Better yet, Beinart suggests that men are turned off by Hillary because they feel that she threatens their manhood. This is a cheap rhetorical trick. It says that voting for Hillary makes you a real man. It’s almost like saying that men who unman themselves to support Hillary are the only real men. What does that say about her husband who, when he found his manhood threatened by Hillary, looked elsewhere for support and sustenance? Again and again and again. Moreover, Bubba was not known for treating his conquests well: he was accused of sexual harassment and even rape.
If Hillary did not threaten her husband’s manhood, would he have been cheating on her with utter impunity? And would have cast a blind eye on it? Idem for Anthony Weiner.
For better or for worse, women were swooning over Bill Clinton. Name me one man who is having erotic dreams with Hillary Clinton.
For the record, anecdotally, I know many women who despise Hillary far more than any man does. And these women do not belong to the Tea Party.
Beinart makes the point that masculinity is something that is earned while femininity is a woman’s birthright. The point is interesting, yet, Hillary is not a very feminine woman and she has surely not earned her chance to be president.
Many people, even men, resent her because she did not work her way up. She rode her husband’s coattails… like Evita Peron and Lurleen Wallace. These latter, of course, never pretended to have earned much of anything. They were stand-ins.
If women do not earn their way in the world of politics or of business they will not receive respect. As long as there are diversity quotas the successes of minority candidates and women will be compromised by the assumption that they did not earn their way. And it tells us why they often do not command as much respect as a man.
Moreover, most people are less guilt ridden than Peter Beinart and understand that the difference between men and women is not just a social construct.
As it happens, people do not react well to ambitious and powerful women. Clearly, there are exceptions to the rule—Margaret Thatcher comes to mind—but even the great Angela Merkel is setting an example of how not to govern a nation. Considering the horrors that Merkel has unleashed in Germany why would anyone not be skeptical of women leaders who feel compelled to show their motherly side by allowing nations to be flooded with sexual predators? Is it their revenge against women who are younger and more attractive?

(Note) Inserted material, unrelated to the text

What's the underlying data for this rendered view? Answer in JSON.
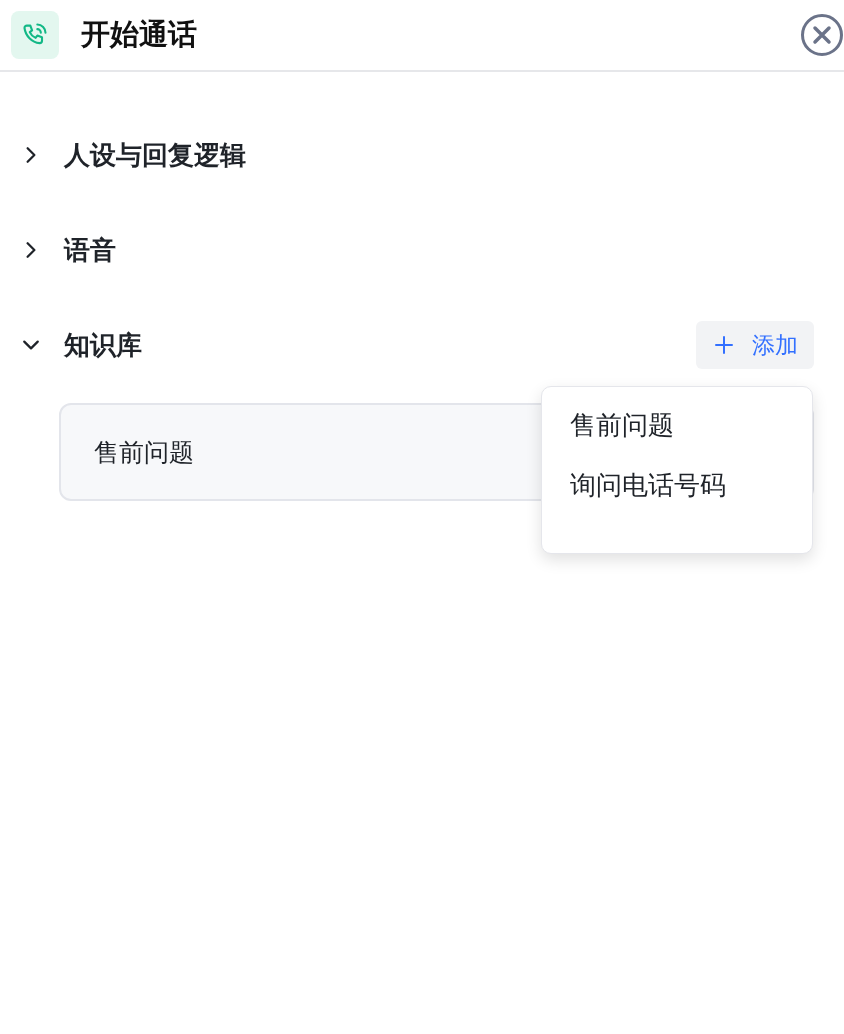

What if it’s not prejudice that makes it more difficult for women to exercise power, but something that is hard wired into the organism? We have already remarked on the fact that women leaders sometimes drop their voices a few octaves in order to sound more authoritative.
But, a woman who starts talking like a man will be less likely to attract the interest of men—witness Hillary. A woman has the option but she should not expect that men will find her irresistibly alluring for doing so.
This means, that as long as women are given a truly free choice of how they want to conduct their lives, very few women will want to sacrifice home and family in favor of becoming an ersatz man.
The negative reaction to Hilary is not just about violating gender norms. Or even about being a fake man. It’s the manifest incompetence she has shown while pretending to be Secretary of State. If you cannot distinguish the two you are just trying to lay a guilt trip on all of us.
Of course, evidence of successful women leaders is very slim. Beinart seems to think that women leaders are more tentative because they are disrespected. In truth, women leaders command less respect because they are more tentative and more hesitant. After all, women are constitutionally weaker than men and thus instinctively less inclined to be confrontational or to lean in. The behavior has been hard wired into the organism by the laws of natural selection. You remember Darwin, don’t you?
This does not mean that women cannot exercise leadership. It doesn’t mean that it’s impossible, but it does mean that it’s very rare. In this case exceptions do not make the rule.